▶ [Work task]: Take the records below and copy them exactly.

Records contained in a dataset:
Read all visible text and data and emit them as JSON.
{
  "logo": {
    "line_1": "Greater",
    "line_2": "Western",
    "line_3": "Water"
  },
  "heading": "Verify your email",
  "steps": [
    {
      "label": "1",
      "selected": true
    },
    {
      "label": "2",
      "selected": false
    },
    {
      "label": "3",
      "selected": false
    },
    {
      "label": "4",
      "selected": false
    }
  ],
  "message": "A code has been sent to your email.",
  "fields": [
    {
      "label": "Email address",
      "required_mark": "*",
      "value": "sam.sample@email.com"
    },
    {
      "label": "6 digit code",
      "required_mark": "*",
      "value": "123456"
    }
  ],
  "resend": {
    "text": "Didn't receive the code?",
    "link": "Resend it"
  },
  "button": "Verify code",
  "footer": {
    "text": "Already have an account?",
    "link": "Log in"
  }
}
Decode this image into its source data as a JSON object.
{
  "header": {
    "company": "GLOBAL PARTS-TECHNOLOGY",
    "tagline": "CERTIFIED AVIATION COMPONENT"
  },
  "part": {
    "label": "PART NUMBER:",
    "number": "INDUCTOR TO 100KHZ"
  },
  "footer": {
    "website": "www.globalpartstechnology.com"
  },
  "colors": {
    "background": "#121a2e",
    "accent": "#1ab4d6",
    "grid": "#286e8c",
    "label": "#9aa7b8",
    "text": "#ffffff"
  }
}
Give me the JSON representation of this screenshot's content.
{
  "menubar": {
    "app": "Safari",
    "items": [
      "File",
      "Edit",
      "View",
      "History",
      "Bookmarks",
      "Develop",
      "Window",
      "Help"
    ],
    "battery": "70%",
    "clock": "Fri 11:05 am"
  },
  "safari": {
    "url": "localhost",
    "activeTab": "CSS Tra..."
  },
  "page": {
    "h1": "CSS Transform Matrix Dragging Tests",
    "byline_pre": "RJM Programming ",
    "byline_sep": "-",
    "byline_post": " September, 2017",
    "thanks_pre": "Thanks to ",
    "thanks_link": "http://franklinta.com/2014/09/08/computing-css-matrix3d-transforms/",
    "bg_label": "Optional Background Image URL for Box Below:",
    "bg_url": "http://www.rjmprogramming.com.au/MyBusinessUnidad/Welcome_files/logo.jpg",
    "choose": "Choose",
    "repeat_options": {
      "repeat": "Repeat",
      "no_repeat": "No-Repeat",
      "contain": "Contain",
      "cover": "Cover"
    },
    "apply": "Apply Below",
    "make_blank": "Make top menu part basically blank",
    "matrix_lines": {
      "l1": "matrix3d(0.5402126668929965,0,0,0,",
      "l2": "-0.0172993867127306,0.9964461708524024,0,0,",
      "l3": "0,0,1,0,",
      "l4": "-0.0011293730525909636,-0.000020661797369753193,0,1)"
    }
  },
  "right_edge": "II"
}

▶ [Reply]:
Read all visible text and data and emit them as JSON.
{
  "logo": {
    "line_1": "Greater",
    "line_2": "Western",
    "line_3": "Water"
  },
  "heading": "Verify your email",
  "steps": [
    {
      "label": "1",
      "selected": true
    },
    {
      "label": "2",
      "selected": false
    },
    {
      "label": "3",
      "selected": false
    },
    {
      "label": "4",
      "selected": false
    }
  ],
  "message": "A code has been sent to your email.",
  "fields": [
    {
      "label": "Email address",
      "required_mark": "*",
      "value": "sam.sample@email.com"
    },
    {
      "label": "6 digit code",
      "required_mark": "*",
      "value": "123456"
    }
  ],
  "resend": {
    "text": "Didn't receive the code?",
    "link": "Resend it"
  },
  "button": "Verify code",
  "footer": {
    "text": "Already have an account?",
    "link": "Log in"
  }
}
Decode this image into its source data as a JSON object.
{
  "header": {
    "company": "GLOBAL PARTS-TECHNOLOGY",
    "tagline": "CERTIFIED AVIATION COMPONENT"
  },
  "part": {
    "label": "PART NUMBER:",
    "number": "INDUCTOR TO 100KHZ"
  },
  "footer": {
    "website": "www.globalpartstechnology.com"
  },
  "colors": {
    "background": "#121a2e",
    "accent": "#1ab4d6",
    "grid": "#286e8c",
    "label": "#9aa7b8",
    "text": "#ffffff"
  }
}
Give me the JSON representation of this screenshot's content.
{
  "menubar": {
    "app": "Safari",
    "items": [
      "File",
      "Edit",
      "View",
      "History",
      "Bookmarks",
      "Develop",
      "Window",
      "Help"
    ],
    "battery": "70%",
    "clock": "Fri 11:05 am"
  },
  "safari": {
    "url": "localhost",
    "activeTab": "CSS Tra..."
  },
  "page": {
    "h1": "CSS Transform Matrix Dragging Tests",
    "byline_pre": "RJM Programming ",
    "byline_sep": "-",
    "byline_post": " September, 2017",
    "thanks_pre": "Thanks to ",
    "thanks_link": "http://franklinta.com/2014/09/08/computing-css-matrix3d-transforms/",
    "bg_label": "Optional Background Image URL for Box Below:",
    "bg_url": "http://www.rjmprogramming.com.au/MyBusinessUnidad/Welcome_files/logo.jpg",
    "choose": "Choose",
    "repeat_options": {
      "repeat": "Repeat",
      "no_repeat": "No-Repeat",
      "contain": "Contain",
      "cover": "Cover"
    },
    "apply": "Apply Below",
    "make_blank": "Make top menu part basically blank",
    "matrix_lines": {
      "l1": "matrix3d(0.5402126668929965,0,0,0,",
      "l2": "-0.0172993867127306,0.9964461708524024,0,0,",
      "l3": "0,0,1,0,",
      "l4": "-0.0011293730525909636,-0.000020661797369753193,0,1)"
    }
  },
  "right_edge": "II"
}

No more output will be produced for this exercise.